  • If the tick breaks apart, use the tweezers to remove the head and mouth parts.
  • Afterward clean area with alcohol or soap and water.

Keep an eye on it for awhile. If anything unusual occurs talk to a doctor! You know your body better than anyone! If you would like to read more I recommend the exploring the CDC.gov tick information page.

Tuesday, July 9, 2013

July 4th Weekend Cascade Gorge Hike.

This weekend we celebrated the 4th of July by checking out a hiking trail we've been hearing about. The Cascade Stream Gorge Trail is located just south of Rangeley off of Rt. 4 off a side street that's just across from South Shore Drive. Since we had to be in Rangeley that morning we figured it'd be a good time to do it.

We loaded up the car with Eli's mountain of gear, our gear, and Wu's gear. About mid-morning we hopped in and took off. I drove while Amanda navigated and told me about the area. Eli played most of the time with his teddy bear and Wu sat in the back, the crazy waiting to be unleashed.

When we arrived it took us a bit to figure out how to park. I guess everyone else had the same thought as us. We unloaded and chatted with some folks who were heading back to their cars. They were nice people and were impressed with how Amanda was going to hike up the hill with Eli on her back. I have the best family.

The falls are located all along the trail. It's name is dead on. It is a cascade. We followed a beautiful trail along the water going uphill the whole way. The vegetation is a lot different than what I'm used to. Back in the Black Hills the hills are covered in pines and aspen with little undergrowth. Out here, the trail was covered in mossy rocks and heavy undergrowth with woven root systems protruding out of the ground as we walked up.

There were mats of moss that felt like it was going to let your foot sink down into a wet muddy trap, but the moss always held.

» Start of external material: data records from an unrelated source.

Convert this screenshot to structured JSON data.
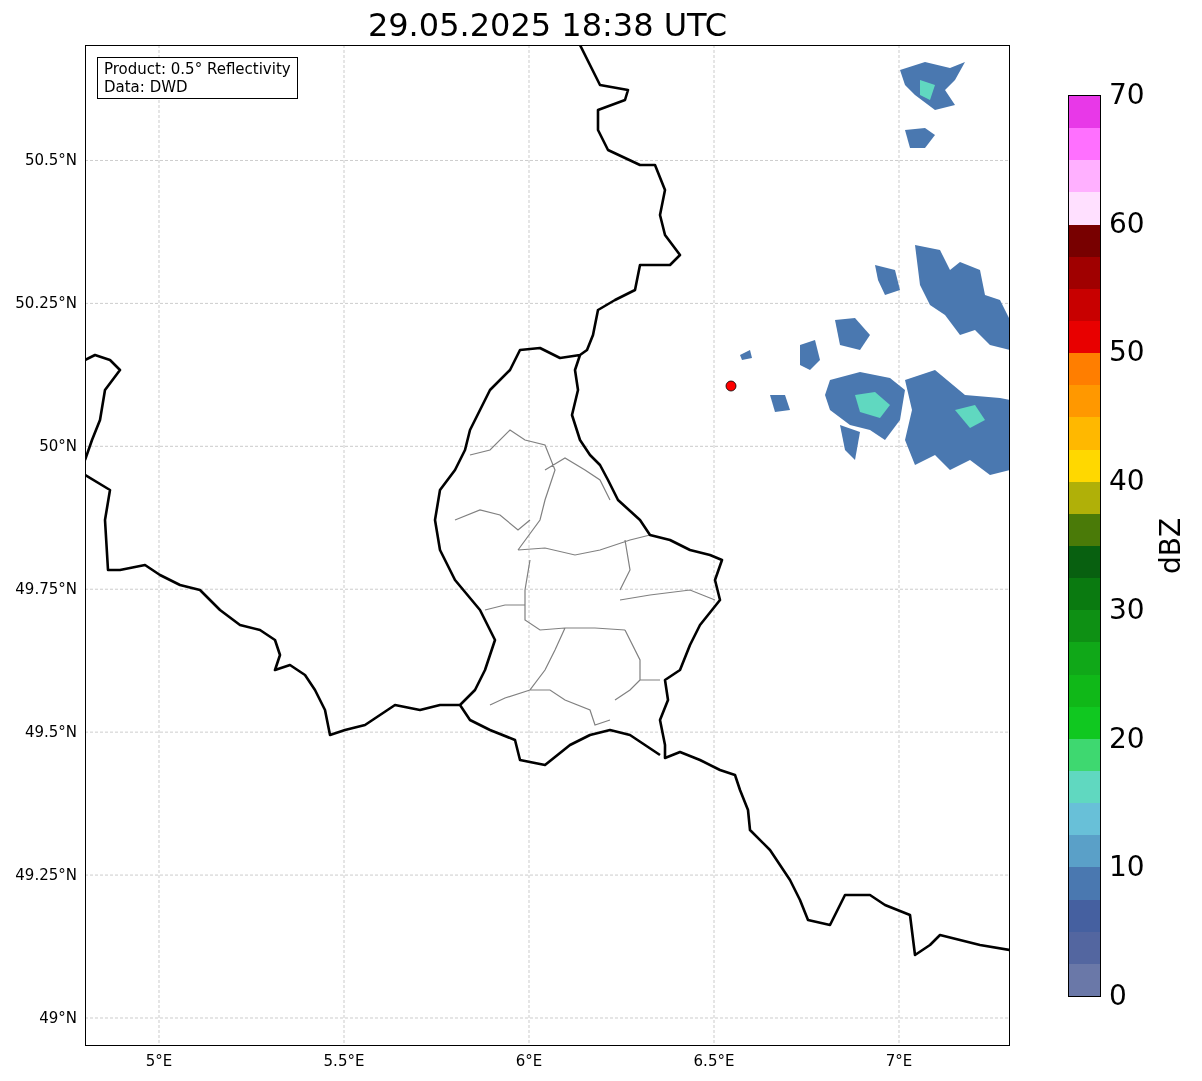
{
  "title": "29.05.2025 18:38 UTC",
  "info_box": [
    "Product: 0.5° Reflectivity",
    "Data: DWD"
  ],
  "map": {
    "xticks": [
      "5°E",
      "5.5°E",
      "6°E",
      "6.5°E",
      "7°E"
    ],
    "yticks": [
      "50.5°N",
      "50.25°N",
      "50°N",
      "49.75°N",
      "49.5°N",
      "49.25°N",
      "49°N"
    ]
  },
  "colorbar": {
    "label": "dBZ",
    "ticks": [
      "70",
      "60",
      "50",
      "40",
      "30",
      "20",
      "10",
      "0"
    ],
    "bins": [
      {
        "color": "#e838e8"
      },
      {
        "color": "#ff70ff"
      },
      {
        "color": "#ffb0ff"
      },
      {
        "color": "#ffe0ff"
      },
      {
        "color": "#780000"
      },
      {
        "color": "#a00000"
      },
      {
        "color": "#c80000"
      },
      {
        "color": "#e80000"
      },
      {
        "color": "#ff7e00"
      },
      {
        "color": "#ff9800"
      },
      {
        "color": "#ffb800"
      },
      {
        "color": "#ffd800"
      },
      {
        "color": "#b0b008"
      },
      {
        "color": "#4a7a08"
      },
      {
        "color": "#086010"
      },
      {
        "color": "#0a7a10"
      },
      {
        "color": "#0e9014"
      },
      {
        "color": "#10a818"
      },
      {
        "color": "#10b818"
      },
      {
        "color": "#10c820"
      },
      {
        "color": "#3ed870"
      },
      {
        "color": "#60d8c0"
      },
      {
        "color": "#68c0d8"
      },
      {
        "color": "#5aa0c8"
      },
      {
        "color": "#4a78b0"
      },
      {
        "color": "#4560a0"
      },
      {
        "color": "#5366a0"
      },
      {
        "color": "#6a78a8"
      }
    ]
  }
}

So much so, that we stopped on our way down and had a break and let Eli get out of his pack and feel the ground. He loved it.

There were so many amazing views and we even saw a fly fisherman on the water. Wu did a great job after he calmed down. He's still not quite accustomed to a leash. He barely pulled and listened very well. He did so well that we let him go swim... kind of. The only place we felt comfortable letting him get in was a small pool behind a boulder. It only went up to his chest but he seemed to enjoy it.

Once again, Team Davis has succeeded. We had a blast and watching my son grow up outdoors is one of the best parts of being a dad. He is always happy and can't wait to get outside again. That's our boy. I am lucky to have such a great family and I'm glad we live our lives the way we do- outdoors and loving it!